EXERCISE REQUIREMENTS: Output the listing below in full, exactly as written.

DATA FOR PROCESSING:
----------
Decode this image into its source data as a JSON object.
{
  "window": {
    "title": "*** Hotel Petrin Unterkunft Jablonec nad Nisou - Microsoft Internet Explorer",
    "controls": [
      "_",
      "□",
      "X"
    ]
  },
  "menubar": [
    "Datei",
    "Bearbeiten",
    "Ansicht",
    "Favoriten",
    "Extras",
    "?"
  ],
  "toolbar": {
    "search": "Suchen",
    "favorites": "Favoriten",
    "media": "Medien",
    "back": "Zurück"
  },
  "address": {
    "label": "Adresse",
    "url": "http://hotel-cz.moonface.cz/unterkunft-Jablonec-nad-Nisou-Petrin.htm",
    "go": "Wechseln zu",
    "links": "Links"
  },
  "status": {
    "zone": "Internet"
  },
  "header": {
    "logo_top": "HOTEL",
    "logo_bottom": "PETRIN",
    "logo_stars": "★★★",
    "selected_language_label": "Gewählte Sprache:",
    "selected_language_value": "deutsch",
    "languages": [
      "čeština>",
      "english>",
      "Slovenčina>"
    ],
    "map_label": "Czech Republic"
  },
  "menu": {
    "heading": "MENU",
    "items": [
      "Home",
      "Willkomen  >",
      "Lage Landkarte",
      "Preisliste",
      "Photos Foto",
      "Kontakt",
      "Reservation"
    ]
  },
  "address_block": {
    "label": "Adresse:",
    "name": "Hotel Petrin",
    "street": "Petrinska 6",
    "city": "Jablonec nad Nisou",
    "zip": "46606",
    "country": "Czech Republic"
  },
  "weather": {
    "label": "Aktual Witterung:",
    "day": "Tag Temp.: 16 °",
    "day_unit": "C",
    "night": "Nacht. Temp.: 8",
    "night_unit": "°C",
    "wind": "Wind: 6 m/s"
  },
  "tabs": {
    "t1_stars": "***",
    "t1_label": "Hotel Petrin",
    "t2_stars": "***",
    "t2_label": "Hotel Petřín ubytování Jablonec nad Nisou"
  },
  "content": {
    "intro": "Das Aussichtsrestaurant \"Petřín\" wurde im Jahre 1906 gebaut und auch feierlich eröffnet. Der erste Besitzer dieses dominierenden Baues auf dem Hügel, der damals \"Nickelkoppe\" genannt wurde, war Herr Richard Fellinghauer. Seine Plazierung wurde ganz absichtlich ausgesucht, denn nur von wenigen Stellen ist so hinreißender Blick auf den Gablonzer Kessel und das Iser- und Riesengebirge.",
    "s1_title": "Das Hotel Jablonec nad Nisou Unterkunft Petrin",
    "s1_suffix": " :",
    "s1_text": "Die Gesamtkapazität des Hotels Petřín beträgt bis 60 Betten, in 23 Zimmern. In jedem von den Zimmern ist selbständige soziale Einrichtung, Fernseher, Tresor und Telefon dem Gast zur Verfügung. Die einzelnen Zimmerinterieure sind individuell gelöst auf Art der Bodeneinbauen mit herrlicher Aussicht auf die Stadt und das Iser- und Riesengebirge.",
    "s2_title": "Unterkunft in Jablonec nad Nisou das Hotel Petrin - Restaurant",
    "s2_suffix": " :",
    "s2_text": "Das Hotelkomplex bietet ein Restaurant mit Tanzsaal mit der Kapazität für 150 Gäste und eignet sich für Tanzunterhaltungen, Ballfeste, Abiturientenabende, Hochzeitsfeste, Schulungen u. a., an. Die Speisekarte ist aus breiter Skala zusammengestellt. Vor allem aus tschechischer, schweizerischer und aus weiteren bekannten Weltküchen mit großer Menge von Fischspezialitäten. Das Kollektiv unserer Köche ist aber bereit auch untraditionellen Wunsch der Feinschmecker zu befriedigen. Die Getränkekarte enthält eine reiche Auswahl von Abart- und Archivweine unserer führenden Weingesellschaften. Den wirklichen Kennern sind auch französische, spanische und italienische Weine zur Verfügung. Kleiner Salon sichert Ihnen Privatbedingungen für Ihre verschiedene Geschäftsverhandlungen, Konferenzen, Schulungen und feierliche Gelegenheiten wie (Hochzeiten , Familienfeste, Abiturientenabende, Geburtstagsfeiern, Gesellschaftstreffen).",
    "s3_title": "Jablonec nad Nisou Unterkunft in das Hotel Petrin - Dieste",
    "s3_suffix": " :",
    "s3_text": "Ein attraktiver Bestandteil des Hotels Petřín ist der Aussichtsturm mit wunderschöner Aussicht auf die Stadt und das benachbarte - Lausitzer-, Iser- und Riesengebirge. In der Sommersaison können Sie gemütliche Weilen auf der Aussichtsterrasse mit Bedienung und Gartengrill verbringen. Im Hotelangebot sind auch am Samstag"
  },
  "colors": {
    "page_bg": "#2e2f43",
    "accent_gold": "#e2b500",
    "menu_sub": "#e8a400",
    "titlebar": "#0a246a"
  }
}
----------
ANSWER BOX:
Decode this image into its source data as a JSON object.
{
  "window": {
    "title": "*** Hotel Petrin Unterkunft Jablonec nad Nisou - Microsoft Internet Explorer",
    "controls": [
      "_",
      "□",
      "X"
    ]
  },
  "menubar": [
    "Datei",
    "Bearbeiten",
    "Ansicht",
    "Favoriten",
    "Extras",
    "?"
  ],
  "toolbar": {
    "search": "Suchen",
    "favorites": "Favoriten",
    "media": "Medien",
    "back": "Zurück"
  },
  "address": {
    "label": "Adresse",
    "url": "http://hotel-cz.moonface.cz/unterkunft-Jablonec-nad-Nisou-Petrin.htm",
    "go": "Wechseln zu",
    "links": "Links"
  },
  "status": {
    "zone": "Internet"
  },
  "header": {
    "logo_top": "HOTEL",
    "logo_bottom": "PETRIN",
    "logo_stars": "★★★",
    "selected_language_label": "Gewählte Sprache:",
    "selected_language_value": "deutsch",
    "languages": [
      "čeština>",
      "english>",
      "Slovenčina>"
    ],
    "map_label": "Czech Republic"
  },
  "menu": {
    "heading": "MENU",
    "items": [
      "Home",
      "Willkomen  >",
      "Lage Landkarte",
      "Preisliste",
      "Photos Foto",
      "Kontakt",
      "Reservation"
    ]
  },
  "address_block": {
    "label": "Adresse:",
    "name": "Hotel Petrin",
    "street": "Petrinska 6",
    "city": "Jablonec nad Nisou",
    "zip": "46606",
    "country": "Czech Republic"
  },
  "weather": {
    "label": "Aktual Witterung:",
    "day": "Tag Temp.: 16 °",
    "day_unit": "C",
    "night": "Nacht. Temp.: 8",
    "night_unit": "°C",
    "wind": "Wind: 6 m/s"
  },
  "tabs": {
    "t1_stars": "***",
    "t1_label": "Hotel Petrin",
    "t2_stars": "***",
    "t2_label": "Hotel Petřín ubytování Jablonec nad Nisou"
  },
  "content": {
    "intro": "Das Aussichtsrestaurant \"Petřín\" wurde im Jahre 1906 gebaut und auch feierlich eröffnet. Der erste Besitzer dieses dominierenden Baues auf dem Hügel, der damals \"Nickelkoppe\" genannt wurde, war Herr Richard Fellinghauer. Seine Plazierung wurde ganz absichtlich ausgesucht, denn nur von wenigen Stellen ist so hinreißender Blick auf den Gablonzer Kessel und das Iser- und Riesengebirge.",
    "s1_title": "Das Hotel Jablonec nad Nisou Unterkunft Petrin",
    "s1_suffix": " :",
    "s1_text": "Die Gesamtkapazität des Hotels Petřín beträgt bis 60 Betten, in 23 Zimmern. In jedem von den Zimmern ist selbständige soziale Einrichtung, Fernseher, Tresor und Telefon dem Gast zur Verfügung. Die einzelnen Zimmerinterieure sind individuell gelöst auf Art der Bodeneinbauen mit herrlicher Aussicht auf die Stadt und das Iser- und Riesengebirge.",
    "s2_title": "Unterkunft in Jablonec nad Nisou das Hotel Petrin - Restaurant",
    "s2_suffix": " :",
    "s2_text": "Das Hotelkomplex bietet ein Restaurant mit Tanzsaal mit der Kapazität für 150 Gäste und eignet sich für Tanzunterhaltungen, Ballfeste, Abiturientenabende, Hochzeitsfeste, Schulungen u. a., an. Die Speisekarte ist aus breiter Skala zusammengestellt. Vor allem aus tschechischer, schweizerischer und aus weiteren bekannten Weltküchen mit großer Menge von Fischspezialitäten. Das Kollektiv unserer Köche ist aber bereit auch untraditionellen Wunsch der Feinschmecker zu befriedigen. Die Getränkekarte enthält eine reiche Auswahl von Abart- und Archivweine unserer führenden Weingesellschaften. Den wirklichen Kennern sind auch französische, spanische und italienische Weine zur Verfügung. Kleiner Salon sichert Ihnen Privatbedingungen für Ihre verschiedene Geschäftsverhandlungen, Konferenzen, Schulungen und feierliche Gelegenheiten wie (Hochzeiten , Familienfeste, Abiturientenabende, Geburtstagsfeiern, Gesellschaftstreffen).",
    "s3_title": "Jablonec nad Nisou Unterkunft in das Hotel Petrin - Dieste",
    "s3_suffix": " :",
    "s3_text": "Ein attraktiver Bestandteil des Hotels Petřín ist der Aussichtsturm mit wunderschöner Aussicht auf die Stadt und das benachbarte - Lausitzer-, Iser- und Riesengebirge. In der Sommersaison können Sie gemütliche Weilen auf der Aussichtsterrasse mit Bedienung und Gartengrill verbringen. Im Hotelangebot sind auch am Samstag"
  },
  "colors": {
    "page_bg": "#2e2f43",
    "accent_gold": "#e2b500",
    "menu_sub": "#e8a400",
    "titlebar": "#0a246a"
  }
}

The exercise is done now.